> _Task details_: Write the records out once more, exactly as they appear below.

> _Information shown_:
%%

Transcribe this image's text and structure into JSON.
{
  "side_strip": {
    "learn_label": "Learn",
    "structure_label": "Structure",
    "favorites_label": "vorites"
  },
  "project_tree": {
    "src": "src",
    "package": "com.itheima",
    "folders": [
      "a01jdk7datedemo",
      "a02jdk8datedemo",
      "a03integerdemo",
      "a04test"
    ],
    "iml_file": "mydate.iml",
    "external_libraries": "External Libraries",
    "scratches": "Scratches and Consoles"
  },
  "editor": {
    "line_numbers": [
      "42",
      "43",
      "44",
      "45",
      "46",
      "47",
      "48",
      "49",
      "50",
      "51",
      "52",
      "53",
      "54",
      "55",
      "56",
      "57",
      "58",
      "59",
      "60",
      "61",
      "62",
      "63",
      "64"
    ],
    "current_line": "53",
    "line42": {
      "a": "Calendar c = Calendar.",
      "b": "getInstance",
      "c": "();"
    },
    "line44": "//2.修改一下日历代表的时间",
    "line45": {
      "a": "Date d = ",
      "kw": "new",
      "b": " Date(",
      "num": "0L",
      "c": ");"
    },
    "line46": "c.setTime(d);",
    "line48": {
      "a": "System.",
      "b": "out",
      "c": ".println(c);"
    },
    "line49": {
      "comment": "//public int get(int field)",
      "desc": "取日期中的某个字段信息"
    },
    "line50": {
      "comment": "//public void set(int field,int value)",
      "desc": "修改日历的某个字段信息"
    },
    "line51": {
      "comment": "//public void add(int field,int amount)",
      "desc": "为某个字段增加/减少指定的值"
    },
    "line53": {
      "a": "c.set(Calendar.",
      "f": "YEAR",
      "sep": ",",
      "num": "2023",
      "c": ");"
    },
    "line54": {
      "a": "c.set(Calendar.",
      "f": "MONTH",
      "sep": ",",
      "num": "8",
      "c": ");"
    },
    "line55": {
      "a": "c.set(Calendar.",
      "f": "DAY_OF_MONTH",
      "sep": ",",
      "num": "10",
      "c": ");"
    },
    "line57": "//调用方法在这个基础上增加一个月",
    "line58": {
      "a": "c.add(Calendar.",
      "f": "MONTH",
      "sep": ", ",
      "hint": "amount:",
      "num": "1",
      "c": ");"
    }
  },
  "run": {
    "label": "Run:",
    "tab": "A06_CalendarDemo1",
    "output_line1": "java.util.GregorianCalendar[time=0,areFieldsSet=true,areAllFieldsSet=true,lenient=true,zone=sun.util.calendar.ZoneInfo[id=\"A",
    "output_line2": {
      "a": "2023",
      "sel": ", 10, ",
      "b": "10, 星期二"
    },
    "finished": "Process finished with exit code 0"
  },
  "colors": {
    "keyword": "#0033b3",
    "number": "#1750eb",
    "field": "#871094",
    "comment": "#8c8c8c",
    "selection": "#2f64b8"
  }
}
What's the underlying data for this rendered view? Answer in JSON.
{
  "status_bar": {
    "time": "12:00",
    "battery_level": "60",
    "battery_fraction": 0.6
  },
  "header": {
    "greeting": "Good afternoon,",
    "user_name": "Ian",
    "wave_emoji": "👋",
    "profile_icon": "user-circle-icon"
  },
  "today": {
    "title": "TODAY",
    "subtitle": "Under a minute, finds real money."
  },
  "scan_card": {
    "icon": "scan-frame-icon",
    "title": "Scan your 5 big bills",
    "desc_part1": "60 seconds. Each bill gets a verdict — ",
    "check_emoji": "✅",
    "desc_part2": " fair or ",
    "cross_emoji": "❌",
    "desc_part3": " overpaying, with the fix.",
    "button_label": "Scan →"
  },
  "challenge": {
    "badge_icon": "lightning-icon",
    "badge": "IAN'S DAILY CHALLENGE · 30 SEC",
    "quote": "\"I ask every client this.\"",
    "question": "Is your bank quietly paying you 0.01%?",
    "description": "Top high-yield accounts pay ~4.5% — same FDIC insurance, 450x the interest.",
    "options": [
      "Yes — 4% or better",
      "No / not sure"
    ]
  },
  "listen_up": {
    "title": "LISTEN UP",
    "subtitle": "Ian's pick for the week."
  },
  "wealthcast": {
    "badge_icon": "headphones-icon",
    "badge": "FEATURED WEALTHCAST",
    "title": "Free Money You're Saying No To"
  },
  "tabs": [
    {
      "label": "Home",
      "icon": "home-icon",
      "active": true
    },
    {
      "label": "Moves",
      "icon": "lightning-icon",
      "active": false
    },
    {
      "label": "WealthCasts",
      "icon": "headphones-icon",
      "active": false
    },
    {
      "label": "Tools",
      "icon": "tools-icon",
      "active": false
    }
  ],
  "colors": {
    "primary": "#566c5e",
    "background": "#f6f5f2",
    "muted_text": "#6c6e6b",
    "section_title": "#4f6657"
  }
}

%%

> _Result for this task_:
Transcribe this image's text and structure into JSON.
{
  "side_strip": {
    "learn_label": "Learn",
    "structure_label": "Structure",
    "favorites_label": "vorites"
  },
  "project_tree": {
    "src": "src",
    "package": "com.itheima",
    "folders": [
      "a01jdk7datedemo",
      "a02jdk8datedemo",
      "a03integerdemo",
      "a04test"
    ],
    "iml_file": "mydate.iml",
    "external_libraries": "External Libraries",
    "scratches": "Scratches and Consoles"
  },
  "editor": {
    "line_numbers": [
      "42",
      "43",
      "44",
      "45",
      "46",
      "47",
      "48",
      "49",
      "50",
      "51",
      "52",
      "53",
      "54",
      "55",
      "56",
      "57",
      "58",
      "59",
      "60",
      "61",
      "62",
      "63",
      "64"
    ],
    "current_line": "53",
    "line42": {
      "a": "Calendar c = Calendar.",
      "b": "getInstance",
      "c": "();"
    },
    "line44": "//2.修改一下日历代表的时间",
    "line45": {
      "a": "Date d = ",
      "kw": "new",
      "b": " Date(",
      "num": "0L",
      "c": ");"
    },
    "line46": "c.setTime(d);",
    "line48": {
      "a": "System.",
      "b": "out",
      "c": ".println(c);"
    },
    "line49": {
      "comment": "//public int get(int field)",
      "desc": "取日期中的某个字段信息"
    },
    "line50": {
      "comment": "//public void set(int field,int value)",
      "desc": "修改日历的某个字段信息"
    },
    "line51": {
      "comment": "//public void add(int field,int amount)",
      "desc": "为某个字段增加/减少指定的值"
    },
    "line53": {
      "a": "c.set(Calendar.",
      "f": "YEAR",
      "sep": ",",
      "num": "2023",
      "c": ");"
    },
    "line54": {
      "a": "c.set(Calendar.",
      "f": "MONTH",
      "sep": ",",
      "num": "8",
      "c": ");"
    },
    "line55": {
      "a": "c.set(Calendar.",
      "f": "DAY_OF_MONTH",
      "sep": ",",
      "num": "10",
      "c": ");"
    },
    "line57": "//调用方法在这个基础上增加一个月",
    "line58": {
      "a": "c.add(Calendar.",
      "f": "MONTH",
      "sep": ", ",
      "hint": "amount:",
      "num": "1",
      "c": ");"
    }
  },
  "run": {
    "label": "Run:",
    "tab": "A06_CalendarDemo1",
    "output_line1": "java.util.GregorianCalendar[time=0,areFieldsSet=true,areAllFieldsSet=true,lenient=true,zone=sun.util.calendar.ZoneInfo[id=\"A",
    "output_line2": {
      "a": "2023",
      "sel": ", 10, ",
      "b": "10, 星期二"
    },
    "finished": "Process finished with exit code 0"
  },
  "colors": {
    "keyword": "#0033b3",
    "number": "#1750eb",
    "field": "#871094",
    "comment": "#8c8c8c",
    "selection": "#2f64b8"
  }
}
What's the underlying data for this rendered view? Answer in JSON.
{
  "status_bar": {
    "time": "12:00",
    "battery_level": "60",
    "battery_fraction": 0.6
  },
  "header": {
    "greeting": "Good afternoon,",
    "user_name": "Ian",
    "wave_emoji": "👋",
    "profile_icon": "user-circle-icon"
  },
  "today": {
    "title": "TODAY",
    "subtitle": "Under a minute, finds real money."
  },
  "scan_card": {
    "icon": "scan-frame-icon",
    "title": "Scan your 5 big bills",
    "desc_part1": "60 seconds. Each bill gets a verdict — ",
    "check_emoji": "✅",
    "desc_part2": " fair or ",
    "cross_emoji": "❌",
    "desc_part3": " overpaying, with the fix.",
    "button_label": "Scan →"
  },
  "challenge": {
    "badge_icon": "lightning-icon",
    "badge": "IAN'S DAILY CHALLENGE · 30 SEC",
    "quote": "\"I ask every client this.\"",
    "question": "Is your bank quietly paying you 0.01%?",
    "description": "Top high-yield accounts pay ~4.5% — same FDIC insurance, 450x the interest.",
    "options": [
      "Yes — 4% or better",
      "No / not sure"
    ]
  },
  "listen_up": {
    "title": "LISTEN UP",
    "subtitle": "Ian's pick for the week."
  },
  "wealthcast": {
    "badge_icon": "headphones-icon",
    "badge": "FEATURED WEALTHCAST",
    "title": "Free Money You're Saying No To"
  },
  "tabs": [
    {
      "label": "Home",
      "icon": "home-icon",
      "active": true
    },
    {
      "label": "Moves",
      "icon": "lightning-icon",
      "active": false
    },
    {
      "label": "WealthCasts",
      "icon": "headphones-icon",
      "active": false
    },
    {
      "label": "Tools",
      "icon": "tools-icon",
      "active": false
    }
  ],
  "colors": {
    "primary": "#566c5e",
    "background": "#f6f5f2",
    "muted_text": "#6c6e6b",
    "section_title": "#4f6657"
  }
}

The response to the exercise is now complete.